|1983||Prem Rog ||Filmfare Award for Best Supporting Actress||Nominated|
- "Birthday special: 7 lesser known facts about veteran actress Nanda". indiatvnews.com. 7 January 2016. Retrieved 12 December 2017.
- "Veteran Bollywood Actress Nanda Passes Away -Bollywood, Featured, General News - India News Portal". indiascanner.com. Archived from the original on 8 September 2017. Retrieved 31 March 2014.
- "The Top 10 Films of Nanda". Rediff.
- Gavankar, Nilu N. (26 July 2011). The Desai Trio and the Movie Industry of India. ISBN 9781468599817. Archived from the original on 14 October 2016. Retrieved 4 October 2016.
- R.K. Murthi. Encyclopedia of Bharat Ratnas. Pitambar Publishing. p. 208. ISBN 978-81-209-1307-3. Archived from the original on 7 July 2014. Retrieved 4 May 2013.

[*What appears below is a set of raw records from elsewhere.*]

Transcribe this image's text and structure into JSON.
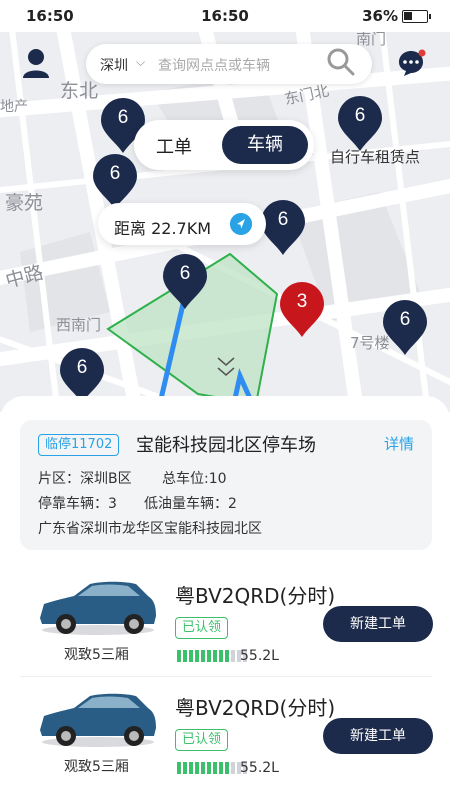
{
  "status_bar": {
    "time_left": "16:50",
    "time_center": "16:50",
    "battery": "36%"
  },
  "search": {
    "city": "深圳",
    "placeholder": "查询网点点或车辆"
  },
  "map": {
    "labels": [
      "东北",
      "地产",
      "豪苑",
      "中路",
      "西南门",
      "南门",
      "自行车租赁点",
      "7号楼",
      "东门北"
    ],
    "pins": [
      {
        "count": "6",
        "color": "#1c2a4c"
      },
      {
        "count": "6",
        "color": "#1c2a4c"
      },
      {
        "count": "6",
        "color": "#1c2a4c"
      },
      {
        "count": "6",
        "color": "#1c2a4c"
      },
      {
        "count": "6",
        "color": "#1c2a4c"
      },
      {
        "count": "6",
        "color": "#1c2a4c"
      },
      {
        "count": "6",
        "color": "#1c2a4c"
      },
      {
        "count": "3",
        "color": "#c8161d"
      }
    ],
    "toggle": {
      "option1": "工单",
      "option2": "车辆"
    },
    "distance": "距离  22.7KM"
  },
  "parking": {
    "tag": "临停11702",
    "name": "宝能科技园北区停车场",
    "details_link": "详情",
    "area": "片区：深圳B区",
    "total_spaces": "总车位:10",
    "parked": "停靠车辆：3",
    "low_fuel": "低油量车辆：2",
    "address": "广东省深圳市龙华区宝能科技园北区"
  },
  "vehicles": [
    {
      "model": "观致5三厢",
      "plate": "粤BV2QRD(分时)",
      "status": "已认领",
      "fuel": "55.2L",
      "fuel_level": 0.75,
      "action": "新建工单"
    },
    {
      "model": "观致5三厢",
      "plate": "粤BV2QRD(分时)",
      "status": "已认领",
      "fuel": "55.2L",
      "fuel_level": 0.75,
      "action": "新建工单"
    }
  ],
  "colors": {
    "primary": "#1c2a4c",
    "accent_blue": "#2aa3e6",
    "green": "#3cbf6b",
    "red_pin": "#c8161d"
  }
}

- Death of Nanda's father Archived 29 March 2014 at the Wayback Machine; accessed 30 March 2014.
- Ambarish Mishra (26 March 2014). "Nanda, an actor who embodied Indian-ness and quiet dignity, dead". The Times of India. Retrieved 30 March 2014.
- "Nanda: The Eternal Sister of Bollywood". www.filmibeat.com. 19 February 2009.

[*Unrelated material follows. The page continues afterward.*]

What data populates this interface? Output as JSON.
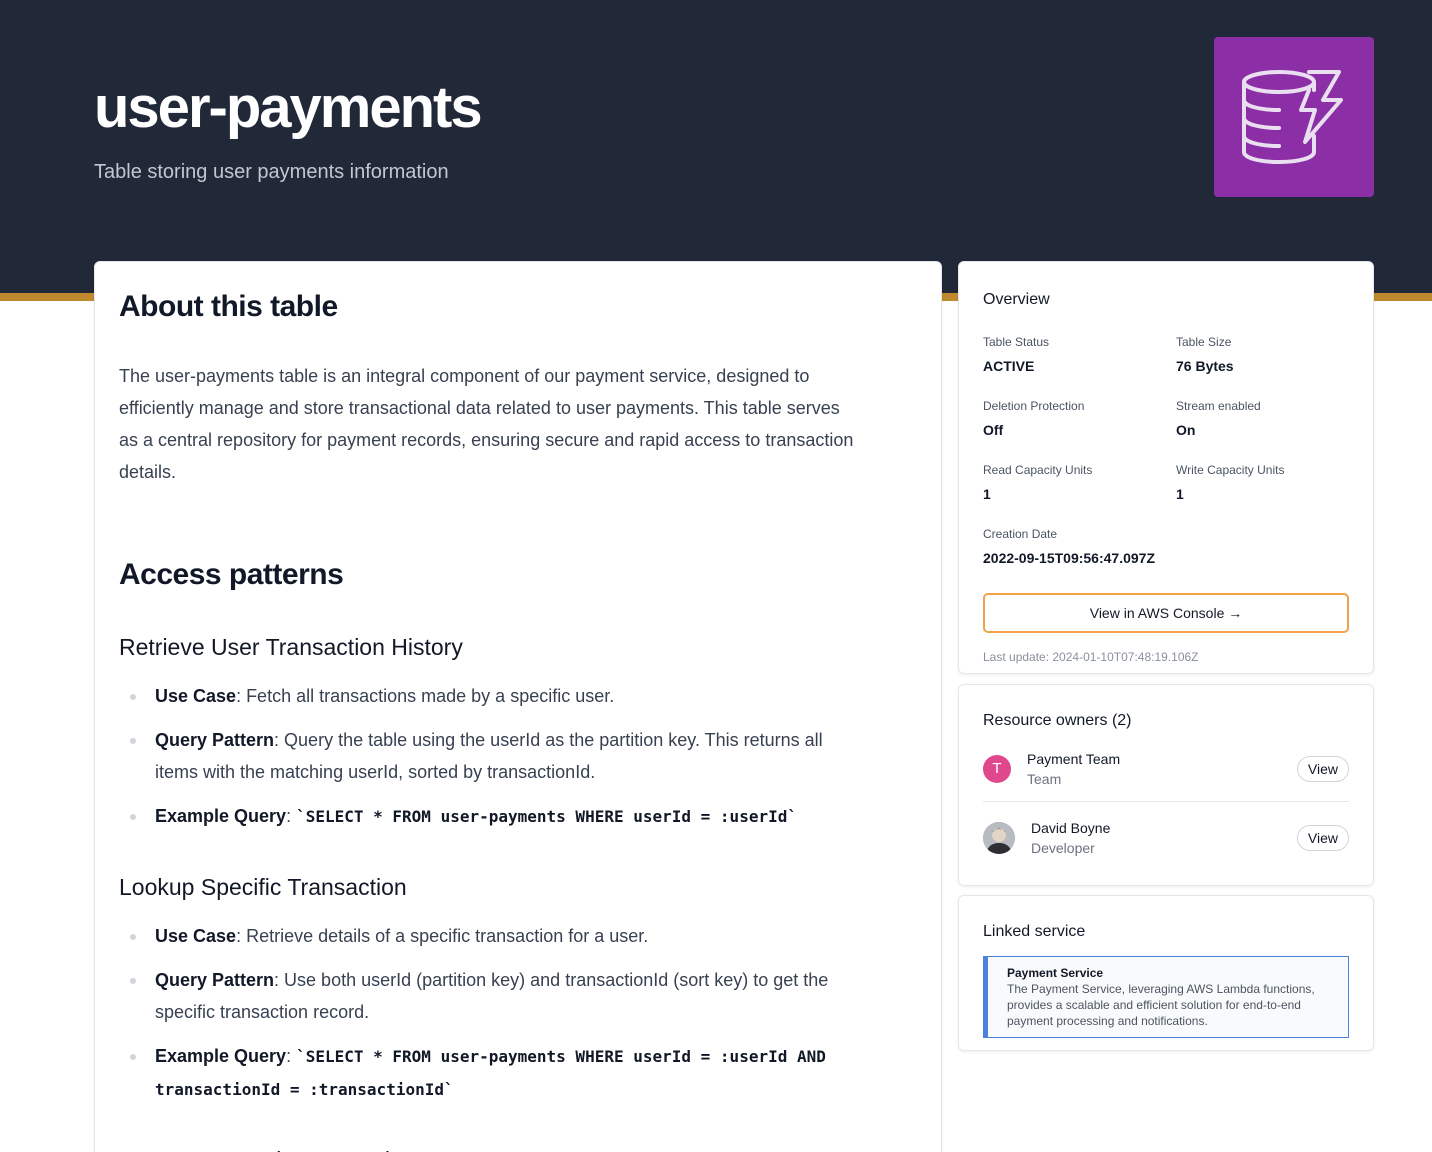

- Notice of Nanda's death Archived 31 March 2014 at the Wayback Machine, magzmumbai.com; accessed 30 March 2014.
- , mid-day.com; accessed 29 March 2014.
- "Dev's women!", Rediff.com, 25 September 2003.
- "Boxofficeindia.com". Boxofficeindia.com. Retrieved 23 July 2012.
- "Remembering Nanda: 10 best films".
- , indiawest.com; accessed 29 March 2014.
- "HugeDomains.com - BollyMood.com is for sale (Bolly Mood)". www.bollymood.com. Cite uses generic title (help)
- "Nanda Height - Pictures Videos Bollywood Actress". www.bhavakuta.com.
- Profile, indiawest.com; accessed 29 March 2014.
- "5 interesting lesser known facts about Bollywood actress Nanda - The Times of India". The Times of India.
- "Yesteryear actress Nanda passes away at 75".
- "5 interesting lesser known facts about Bollywood actress Nanda". The Times of India. 25 March 2014. Retrieved 27 February 2016.
- Profile, The Times of India; accessed 29 March 2014.
- Notice of death of Nanda, ibnlive.in.com; accessed 30 March 2014.
- https://web.archive.org/web/20140329113634/http://www.hindustantimes.com/entertainment/bollywood/with-nanda-s-death-i-have-lost-a-very-good-friend-mala-sinha/article1-1200215.aspx. Archived from the original on 29 March 2014. Missing or empty
- Death of Indian actress Nanda, in.lifestyle.yahoo.com; accessed 30 March 2014.
- "Anbulla Durogi (2012)". gomolo.com.
- Awards Internet Movie Database.
- "First Filmfare Awards 1953" (PDF).
- Nanda at IMDb
- Veteran actress Nanda makes a rare appearance in 2010, movies.indiatimes.com; accessed 29 March 2014.
- Nanda's official website, accessed 29 March 2014.